Then an unwanted visitor showed up: A casino barge, flung loose by Hurricane Katrina, landed atop a building. The facility was in shambles.
And Knight Foundation announced it will help complete the most significant structure, the gallery that exhibits Ohr's work. The building, made up of four 'pods' mirroring the twisted shape of Ohr's sculpture, will be named the John S. and James L. Knight Gallery.
From Bilbao to Los Angeles, Gehry's work has shown time and again the power of architecture to transform communities. The museum, bound to become a cultural draw for Mississippi, should be no exception.
As Knight Foundation's Dennis Scholl said as he made the announcement in Biloxi Thursday night: "The museum is the new benchmark for how to engage an audience on their own terms, allowing them to curate their own experience. Visitors to the Ohr-O'Keefe can choose to visit only the ceramics studio, and take a ceramics class. Or to come and visit the latest exhibit on Japanese pottery. Either way, it's up to the visitor to choose, a new and evolving idea."

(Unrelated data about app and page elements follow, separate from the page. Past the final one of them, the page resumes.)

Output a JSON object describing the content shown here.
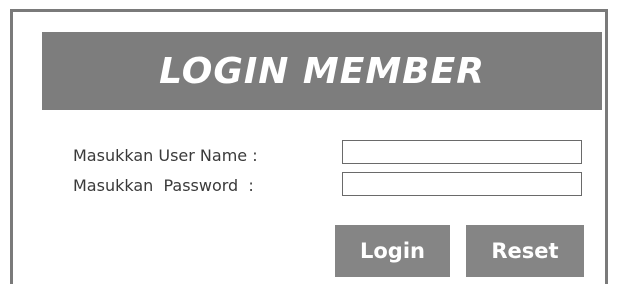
{
  "header": {
    "title": "LOGIN MEMBER"
  },
  "form": {
    "username_label": "Masukkan User Name :",
    "username_value": "",
    "password_label": "Masukkan  Password  :",
    "password_value": ""
  },
  "buttons": {
    "login_label": "Login",
    "reset_label": "Reset"
  },
  "colors": {
    "header_bg": "#7d7d7d",
    "button_bg": "#858585",
    "text": "#3a3a3a"
  }
}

It's a fitting tribute to George Ohr, a free spirit who called himself the Mad Potter of Biloxi. He dug his own clay from the Tchoutacabouffa River, is known for the paper-thin walls in his work, and having a great influence on 20th and 21st century American pottery.
He also had a sense of his value to the art world ' which he didn't keep secret, the Sun Herald reported.
'Someday, they will build a temple in my honor,' the paper said he told folks.